Like everyone else, I read with amused shock as reports emerged that Rachel Dolezal, president of the NAACP chapter in Spokane, Washington, had been lying about her race. Although she was born to white parents, she claimed to be black. Less concerned with whether it was right or wrong, I found myself wondering what could drive someone to do that, particularly someone who should really know better.
She has spent much of her career within the walls of academia. She is an instructor in the Africana studies program at Eastern Washington University and has immersed herself in black history and culture. Suddenly, this story started to make sense to me. As those of us in the academy know, there is an unspoken social pressure to have a personal connection with the culture you research, and preferably the personal connection is that you are from that culture.
Dolezal’s faculty Web page states that she teaches courses on African-American culture, including a class titled Black Women’s Struggle. This item in particular proved to be a lightning rod on Twitter. “You don’t know the struggle,” one of the comments directed at her read. These reactions are what many of us who lack a shared cultural history with our academic disciplines of choice often fear will be directed at us. It made me wonder whether Dolezal, despite her decades of work advocating for black women’s rights and racial equality, felt that she would never be taken seriously discussing black feminism if she was known as just some white girl from Montana.
I am an African-American female who has taught college courses on Russian and Central European literature. I have absolutely no Slavic heritage. Last year I finished my Ph.D. in the subject at Princeton and bravely went on the infamous academic job market. Every tenure-track position I interviewed for ultimately went to someone Russian or from a neighboring country. “We really want someone who can bring the students direct exposure to the target culture,” one interviewer told me.
I fully understand the intangibles that come with actually being from a culture, not just studying it. However, I felt uneasy about linking academic work to personal experience. How can we inspire our students to study a foreign culture if we discount their input by virtue of who they are and where they are from (or not from)? As one of my non-Russian colleagues put it, “When did research become me-search?” Reading the criticisms of Dolezal’s work as an Africana studies professor on social media, I wondered if she had been trying to avoid what I was running into in my career — academia’s authenticity litmus test.
In the fall of 2012, I co-taught a course on 20th century Central European literature at Princeton as a graduate student.
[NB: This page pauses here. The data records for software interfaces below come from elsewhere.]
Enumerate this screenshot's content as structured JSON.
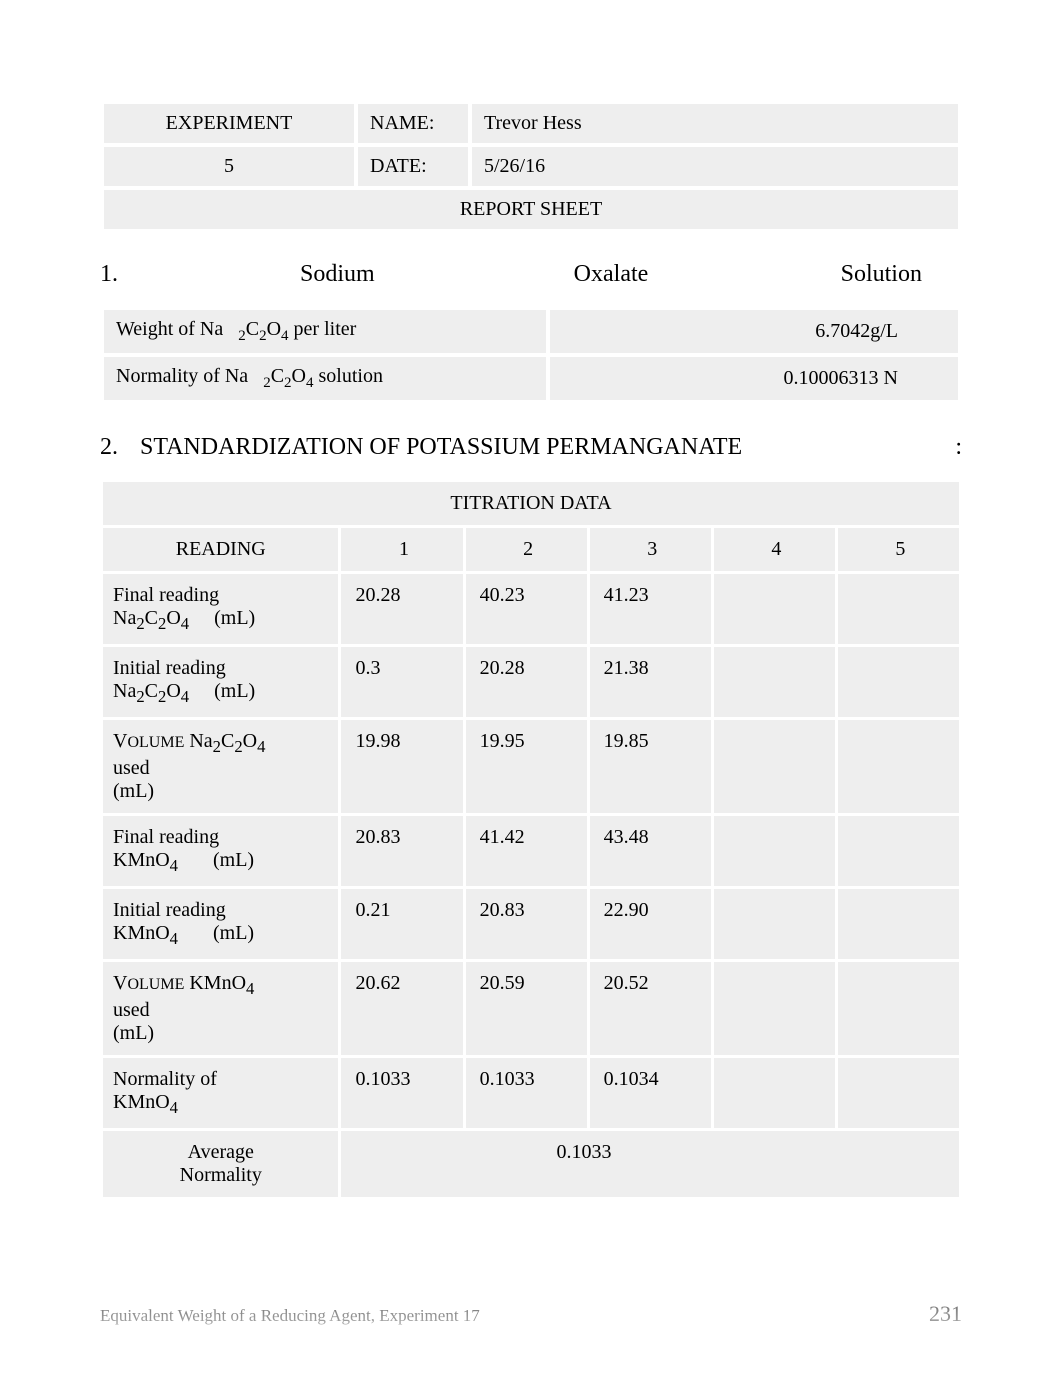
{
  "header": {
    "experiment_label": "EXPERIMENT",
    "experiment_number": "5",
    "name_label": "NAME:",
    "name_value": "Trevor Hess",
    "date_label": "DATE:",
    "date_value": "5/26/16",
    "report_sheet": "REPORT SHEET"
  },
  "section1": {
    "number": "1.",
    "w1": "Sodium",
    "w2": "Oxalate",
    "w3": "Solution",
    "rows": [
      {
        "label_pre": "Weight of Na",
        "label_post": " per liter",
        "formula": "2C2O4",
        "value": "6.7042g/L"
      },
      {
        "label_pre": "Normality of Na",
        "label_post": " solution",
        "formula": "2C2O4",
        "value": "0.10006313 N"
      }
    ]
  },
  "section2": {
    "number": "2.",
    "title": "STANDARDIZATION OF POTASSIUM PERMANGANATE",
    "colon": ":"
  },
  "titration": {
    "title": "TITRATION DATA",
    "reading_header": "READING",
    "col_headers": [
      "1",
      "2",
      "3",
      "4",
      "5"
    ],
    "rows": [
      {
        "label_html": "Final reading<br>Na<sub>2</sub>C<sub>2</sub>O<sub>4</sub>&nbsp;&nbsp;&nbsp;&nbsp;&nbsp;(mL)",
        "vals": [
          "20.28",
          "40.23",
          "41.23",
          "",
          ""
        ]
      },
      {
        "label_html": "Initial reading<br>Na<sub>2</sub>C<sub>2</sub>O<sub>4</sub>&nbsp;&nbsp;&nbsp;&nbsp;&nbsp;(mL)",
        "vals": [
          "0.3",
          "20.28",
          "21.38",
          "",
          ""
        ]
      },
      {
        "label_html": "V<span style='font-size:0.8em'>OLUME</span> Na<sub>2</sub>C<sub>2</sub>O<sub>4</sub><br>used<br>(mL)",
        "vals": [
          "19.98",
          "19.95",
          "19.85",
          "",
          ""
        ]
      },
      {
        "label_html": "Final reading<br>KMnO<sub>4</sub>&nbsp;&nbsp;&nbsp;&nbsp;&nbsp;&nbsp;&nbsp;(mL)",
        "vals": [
          "20.83",
          "41.42",
          "43.48",
          "",
          ""
        ]
      },
      {
        "label_html": "Initial reading<br>KMnO<sub>4</sub>&nbsp;&nbsp;&nbsp;&nbsp;&nbsp;&nbsp;&nbsp;(mL)",
        "vals": [
          "0.21",
          "20.83",
          "22.90",
          "",
          ""
        ]
      },
      {
        "label_html": "V<span style='font-size:0.8em'>OLUME</span> KMnO<sub>4</sub><br>used<br>(mL)",
        "vals": [
          "20.62",
          "20.59",
          "20.52",
          "",
          ""
        ]
      },
      {
        "label_html": "Normality of<br>KMnO<sub>4</sub>",
        "vals": [
          "0.1033",
          "0.1033",
          "0.1034",
          "",
          ""
        ]
      }
    ],
    "average_label": "Average Normality",
    "average_value": "0.1033"
  },
  "footer": {
    "left": "Equivalent Weight of a   Reducing Agent, Experiment 17",
    "page": "231"
  }
}
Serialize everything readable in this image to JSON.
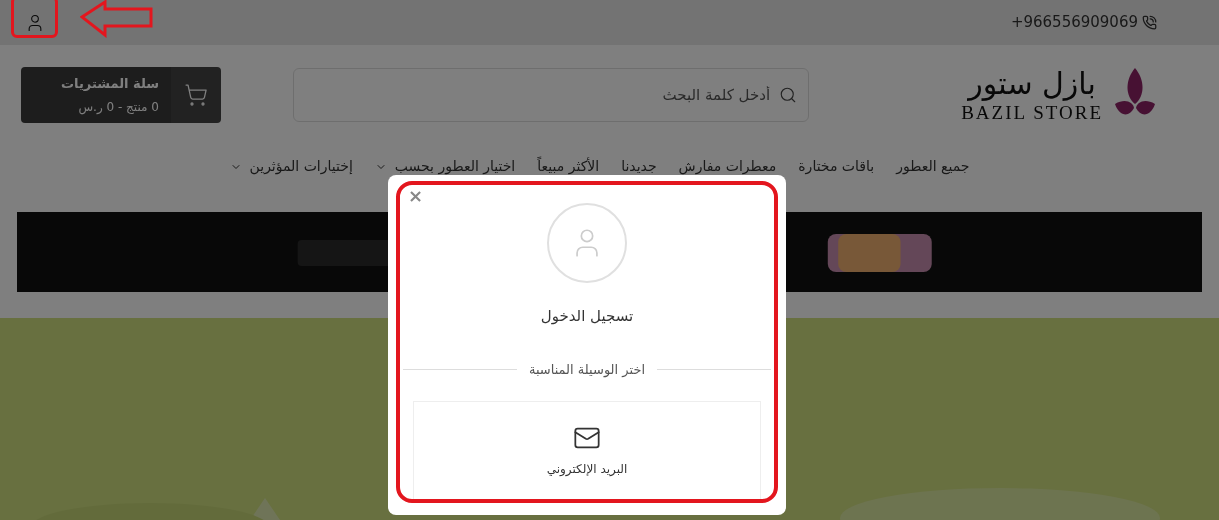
{
  "top_bar": {
    "phone": "+966556909069"
  },
  "header": {
    "logo": {
      "arabic": "بازل ستور",
      "latin": "BAZIL STORE"
    },
    "search": {
      "placeholder": "أدخل كلمة البحث"
    },
    "cart": {
      "title": "سلة المشتريات",
      "summary": "0 منتج - 0 ر.س"
    }
  },
  "nav": [
    {
      "label": "جميع العطور",
      "has_menu": false
    },
    {
      "label": "باقات مختارة",
      "has_menu": false
    },
    {
      "label": "معطرات مفارش",
      "has_menu": false
    },
    {
      "label": "جديدنا",
      "has_menu": false
    },
    {
      "label": "الأكثر مبيعاً",
      "has_menu": false
    },
    {
      "label": "اختيار العطور بحسب",
      "has_menu": true
    },
    {
      "label": "إختيارات المؤثرين",
      "has_menu": true
    }
  ],
  "modal": {
    "close": "×",
    "title": "تسجيل الدخول",
    "divider_text": "اختر الوسيلة المناسبة",
    "options": [
      {
        "kind": "email",
        "label": "البريد الإلكتروني"
      }
    ]
  }
}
The professor who ran the course is a world-renowned scholar of Polish and Czech literature. She is Polish and had been actively involved in anti-Soviet political demonstrations. The course included a lot of material on the Holocaust, and I am not Jewish. The only thing I had personally in common with the class was the century I was born in. Halfway through the semester, the lead instructor had to attend a conference, meaning I was to run the seminar by myself that week. The assigned reading was “This Way to the Gas, Ladies and Gentlemen” by the Polish writer Tadeuz Borowski, based on his experience as a prisoner at Auschwitz. It tells the story of a concentration camp inmate responsible for sending Jews to the gas chamber and discusses how prisoners often betrayed one another, knowingly sending friends to their deaths. This was incredibly sensitive material that did not present concentration camp survivors as heroes or martyrs. It was a totally taboo topic, and I had to teach it alone.
“Open by discussing African involvement in the Atlantic slave trade,” I remember thinking to myself as I prepared for the class. “It’s a good analogy, and it will legitimize your right to bring up interethnic betrayal.” I opened with that. The class went well, probably because I had spent years training to teach this literature to college students. Why did I feel I needed to have a personal stake in the material to speak on it?
For the first time this past year, I had the pleasure of knowing what it was like for my race to match my academic discipline. I taught a course in Moscow called the Harlem Renaissance: From New York to Tashkent, which focused on African-American writers and intellectuals who traveled to the Soviet Union in the 1920s and ’30s. My job in Moscow required that I teach a course in American studies with a Russian component, and I just thought that would be a really fresh topic for the students. I blogged about it for the NYU Jordan Center on Russian Studies, and my posts were widely shared. Suddenly I was inundated with invitations to participate in conference panels on the black experience in Russia and to contribute to special issues of academic journals on the subject. It was a level of attention I had always wanted, and I was grateful. However, there was also a tinge of sadness. The African-American experience had nothing to do with my dissertation or any of my other research projects. Why had this attention come only when I started to talk about race? Did I finally make sense to my colleagues?
The reason identity politics always makes me feel unsettled is that it goes against the very reason that I have chosen to dedicate my life to the study of literature: my conviction that the creative imagination required in reading fiction can sow the seeds of empathy in my students. If they can imagine themselves as characters in Fyodor Dostoevsky’s novels, driven mad by crushing poverty and social humiliation, they can feel for the real pain of oppressed peoples everywhere.
Judging from my experience, perhaps Dolezal felt that she couldn’t be taken seriously as a professor of the African-American experience without passing as black. Before writing her off, we should examine our own assumptions and biases about who can speak credibly about what and whether the limits of empathy are restricted within cultural lines.